It's amazing to think how chefs are creative. Part illusionist, part story teller and sometimes part magician. You could say some Chefs love playing with their food! Take soup for example. Soups are something of a starter for most. For me it was always something you most likely had when no-one's really round. Family time Comfort food. It's homely, warming, and well food that just seems to cuddle you. Right?
Try thinking of your every time favourite Pumpkin soup. Cut up and cook off some bacon. Throw a handful into the bottom. When you serve it to your friends, and tell them to stir it up before taking a mouthful. Nothing to fancy, but it's just a start. But can soup Be Sexy? My Chef creates Little Jewels. He is all about adding something to make you think differently. Whether the soup is warm or cold, Rob sometimes separates elements of a dish to create a difference. Here's what underneath.

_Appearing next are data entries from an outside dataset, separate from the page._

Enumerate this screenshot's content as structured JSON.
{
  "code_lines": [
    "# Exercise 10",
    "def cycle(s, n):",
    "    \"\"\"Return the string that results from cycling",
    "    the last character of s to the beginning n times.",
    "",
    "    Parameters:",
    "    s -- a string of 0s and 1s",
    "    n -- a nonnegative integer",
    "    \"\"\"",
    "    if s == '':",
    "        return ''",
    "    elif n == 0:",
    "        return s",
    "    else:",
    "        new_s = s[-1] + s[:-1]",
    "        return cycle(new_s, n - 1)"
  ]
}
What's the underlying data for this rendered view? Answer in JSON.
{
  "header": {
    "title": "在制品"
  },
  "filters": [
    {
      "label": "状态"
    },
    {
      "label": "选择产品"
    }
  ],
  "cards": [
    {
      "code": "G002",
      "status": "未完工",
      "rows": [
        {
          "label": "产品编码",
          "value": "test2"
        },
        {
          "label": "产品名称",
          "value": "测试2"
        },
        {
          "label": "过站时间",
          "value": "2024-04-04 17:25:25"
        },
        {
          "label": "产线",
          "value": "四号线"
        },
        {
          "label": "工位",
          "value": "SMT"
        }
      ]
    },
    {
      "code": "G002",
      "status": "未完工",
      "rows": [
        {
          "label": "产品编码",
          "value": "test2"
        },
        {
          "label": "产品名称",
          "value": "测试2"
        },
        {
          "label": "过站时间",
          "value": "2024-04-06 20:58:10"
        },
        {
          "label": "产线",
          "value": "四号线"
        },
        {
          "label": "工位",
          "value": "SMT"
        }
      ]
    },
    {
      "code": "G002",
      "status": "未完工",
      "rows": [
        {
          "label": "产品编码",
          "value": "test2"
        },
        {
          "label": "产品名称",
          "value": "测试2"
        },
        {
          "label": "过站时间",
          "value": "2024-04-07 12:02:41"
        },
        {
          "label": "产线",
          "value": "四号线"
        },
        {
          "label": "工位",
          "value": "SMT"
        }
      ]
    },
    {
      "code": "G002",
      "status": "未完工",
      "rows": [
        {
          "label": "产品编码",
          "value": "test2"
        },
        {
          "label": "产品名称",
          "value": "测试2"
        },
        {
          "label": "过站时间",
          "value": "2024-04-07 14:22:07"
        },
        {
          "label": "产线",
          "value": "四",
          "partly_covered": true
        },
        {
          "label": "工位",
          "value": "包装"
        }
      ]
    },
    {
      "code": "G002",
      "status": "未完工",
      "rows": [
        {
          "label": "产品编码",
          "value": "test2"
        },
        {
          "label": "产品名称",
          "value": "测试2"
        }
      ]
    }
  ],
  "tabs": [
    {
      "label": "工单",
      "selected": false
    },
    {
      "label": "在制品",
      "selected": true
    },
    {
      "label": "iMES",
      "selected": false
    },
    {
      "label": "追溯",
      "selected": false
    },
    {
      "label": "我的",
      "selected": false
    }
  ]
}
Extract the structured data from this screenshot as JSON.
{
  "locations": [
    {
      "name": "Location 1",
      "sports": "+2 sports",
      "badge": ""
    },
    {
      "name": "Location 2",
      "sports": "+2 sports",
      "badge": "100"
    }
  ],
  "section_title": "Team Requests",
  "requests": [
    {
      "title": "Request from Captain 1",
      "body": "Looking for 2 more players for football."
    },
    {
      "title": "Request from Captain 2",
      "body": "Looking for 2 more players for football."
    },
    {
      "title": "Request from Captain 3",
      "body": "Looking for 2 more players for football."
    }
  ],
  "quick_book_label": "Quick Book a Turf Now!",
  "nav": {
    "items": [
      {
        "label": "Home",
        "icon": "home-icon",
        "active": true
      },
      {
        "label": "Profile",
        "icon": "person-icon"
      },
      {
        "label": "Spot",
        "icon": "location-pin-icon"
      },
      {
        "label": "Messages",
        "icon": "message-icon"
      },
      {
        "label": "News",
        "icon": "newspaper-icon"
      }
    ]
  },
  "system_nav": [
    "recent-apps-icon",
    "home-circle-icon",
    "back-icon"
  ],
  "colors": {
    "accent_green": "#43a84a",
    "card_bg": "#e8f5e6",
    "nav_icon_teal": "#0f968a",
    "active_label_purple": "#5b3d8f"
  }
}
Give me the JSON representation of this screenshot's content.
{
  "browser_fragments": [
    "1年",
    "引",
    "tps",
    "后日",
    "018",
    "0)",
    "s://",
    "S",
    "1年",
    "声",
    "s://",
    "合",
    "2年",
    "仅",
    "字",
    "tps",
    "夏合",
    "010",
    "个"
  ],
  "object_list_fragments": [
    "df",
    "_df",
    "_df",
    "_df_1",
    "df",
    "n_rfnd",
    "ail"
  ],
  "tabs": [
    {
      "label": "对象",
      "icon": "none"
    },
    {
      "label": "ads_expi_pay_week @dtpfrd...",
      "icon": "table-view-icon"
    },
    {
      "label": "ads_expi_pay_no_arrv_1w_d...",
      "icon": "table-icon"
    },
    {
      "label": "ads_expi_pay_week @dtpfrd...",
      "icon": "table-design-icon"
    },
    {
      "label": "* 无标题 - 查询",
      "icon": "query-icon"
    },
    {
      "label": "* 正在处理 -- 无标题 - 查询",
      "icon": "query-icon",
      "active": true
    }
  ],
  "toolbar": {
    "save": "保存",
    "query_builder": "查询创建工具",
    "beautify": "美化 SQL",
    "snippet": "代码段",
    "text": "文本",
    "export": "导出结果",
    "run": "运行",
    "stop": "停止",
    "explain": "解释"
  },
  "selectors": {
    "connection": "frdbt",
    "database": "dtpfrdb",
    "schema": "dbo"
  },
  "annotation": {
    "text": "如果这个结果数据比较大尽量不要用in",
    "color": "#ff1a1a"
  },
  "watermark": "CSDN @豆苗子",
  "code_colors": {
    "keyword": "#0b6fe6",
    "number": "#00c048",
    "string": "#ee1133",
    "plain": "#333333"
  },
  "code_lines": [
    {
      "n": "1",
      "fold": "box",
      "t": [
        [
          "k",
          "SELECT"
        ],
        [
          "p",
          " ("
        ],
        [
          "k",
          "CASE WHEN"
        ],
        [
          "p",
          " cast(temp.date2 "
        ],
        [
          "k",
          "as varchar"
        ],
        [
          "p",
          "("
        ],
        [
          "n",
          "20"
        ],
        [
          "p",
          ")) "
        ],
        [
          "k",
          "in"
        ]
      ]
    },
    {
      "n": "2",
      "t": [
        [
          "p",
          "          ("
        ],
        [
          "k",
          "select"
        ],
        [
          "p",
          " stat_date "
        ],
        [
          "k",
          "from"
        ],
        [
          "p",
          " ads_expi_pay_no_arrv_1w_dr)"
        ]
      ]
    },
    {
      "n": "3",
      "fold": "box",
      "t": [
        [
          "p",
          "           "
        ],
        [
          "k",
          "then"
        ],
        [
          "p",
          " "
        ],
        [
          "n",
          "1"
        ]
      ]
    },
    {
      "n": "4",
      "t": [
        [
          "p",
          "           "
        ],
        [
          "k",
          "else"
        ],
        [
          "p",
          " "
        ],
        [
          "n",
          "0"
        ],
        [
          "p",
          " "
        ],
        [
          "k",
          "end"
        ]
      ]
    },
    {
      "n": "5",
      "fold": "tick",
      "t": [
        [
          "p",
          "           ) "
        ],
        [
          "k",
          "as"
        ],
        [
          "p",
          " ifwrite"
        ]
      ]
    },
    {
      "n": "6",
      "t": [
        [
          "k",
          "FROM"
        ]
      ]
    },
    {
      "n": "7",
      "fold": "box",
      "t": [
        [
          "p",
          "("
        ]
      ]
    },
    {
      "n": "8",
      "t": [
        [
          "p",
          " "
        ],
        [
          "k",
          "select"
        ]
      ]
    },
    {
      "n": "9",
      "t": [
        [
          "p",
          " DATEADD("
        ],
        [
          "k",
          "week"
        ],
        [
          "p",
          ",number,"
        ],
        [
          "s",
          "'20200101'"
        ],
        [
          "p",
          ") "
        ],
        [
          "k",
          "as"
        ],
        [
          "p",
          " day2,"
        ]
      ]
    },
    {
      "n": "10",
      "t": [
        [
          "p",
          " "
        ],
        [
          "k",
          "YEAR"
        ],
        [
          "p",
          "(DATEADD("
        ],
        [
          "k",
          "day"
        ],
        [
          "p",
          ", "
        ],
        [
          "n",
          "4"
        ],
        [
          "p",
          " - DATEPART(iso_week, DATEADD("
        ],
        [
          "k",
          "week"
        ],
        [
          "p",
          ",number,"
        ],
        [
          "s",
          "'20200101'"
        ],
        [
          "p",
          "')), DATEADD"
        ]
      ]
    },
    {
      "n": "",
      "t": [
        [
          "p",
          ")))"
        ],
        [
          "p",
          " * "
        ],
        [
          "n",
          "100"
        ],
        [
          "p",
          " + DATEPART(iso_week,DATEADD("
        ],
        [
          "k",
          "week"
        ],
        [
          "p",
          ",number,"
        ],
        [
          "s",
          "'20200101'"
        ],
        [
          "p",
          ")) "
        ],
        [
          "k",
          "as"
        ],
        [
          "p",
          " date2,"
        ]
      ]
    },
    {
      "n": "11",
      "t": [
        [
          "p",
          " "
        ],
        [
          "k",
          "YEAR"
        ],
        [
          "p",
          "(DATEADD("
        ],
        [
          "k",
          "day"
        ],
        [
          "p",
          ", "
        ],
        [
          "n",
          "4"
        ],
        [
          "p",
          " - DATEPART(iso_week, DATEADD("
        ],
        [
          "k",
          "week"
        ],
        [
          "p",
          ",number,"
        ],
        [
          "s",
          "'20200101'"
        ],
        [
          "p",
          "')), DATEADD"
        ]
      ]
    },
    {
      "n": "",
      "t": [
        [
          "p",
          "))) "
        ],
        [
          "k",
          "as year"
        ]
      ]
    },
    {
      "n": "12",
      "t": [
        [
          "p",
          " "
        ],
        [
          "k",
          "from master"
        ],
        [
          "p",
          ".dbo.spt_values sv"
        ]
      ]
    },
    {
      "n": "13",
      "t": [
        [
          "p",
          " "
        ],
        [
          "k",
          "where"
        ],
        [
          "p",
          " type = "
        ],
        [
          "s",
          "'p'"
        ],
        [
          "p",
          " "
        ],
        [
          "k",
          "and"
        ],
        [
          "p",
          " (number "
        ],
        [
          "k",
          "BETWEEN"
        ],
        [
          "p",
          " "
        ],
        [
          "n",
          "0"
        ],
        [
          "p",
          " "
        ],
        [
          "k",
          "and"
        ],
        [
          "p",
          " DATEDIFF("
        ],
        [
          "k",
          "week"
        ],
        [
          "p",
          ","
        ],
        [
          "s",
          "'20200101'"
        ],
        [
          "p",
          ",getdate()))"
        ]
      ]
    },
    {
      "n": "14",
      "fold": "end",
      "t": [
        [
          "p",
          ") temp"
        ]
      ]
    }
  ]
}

Peppers, Chilli, Cucumber & Coriander. What else do you think? Clue: Gazpacho. Well, what comes over this is in Foam Form (Let's just say we have come to love the Siphon!) is actually Tomato Consomme which has been passed to keep things fresh. Into the Siphon, a little bit of Nitrous Oxide, and (drum roll please)
Hidden gems... Now all you need is a spoon, and a few excited guests!
Here's a little bit of liquid heaven! The chef has made a chocolate liquid pumped with Gas. This still gives you texture like a cross between a light mousse, and souffle. Oooh, and It's.Too.Good. Now add a little Peanut Powder on top...
There is something that can be used called Maltodextrin. Basically it's a type of tapioca starch. When you mix certain oils with it, the powder will absorb the flavour from it. But it still remains as a powder form at this stage. The fun part is when you put it to your mouth it goes back to liquid on the tongue! Crazy as it sounds, this baby dessert is like eating a molten Snickers Bar (just without the chunky bits!)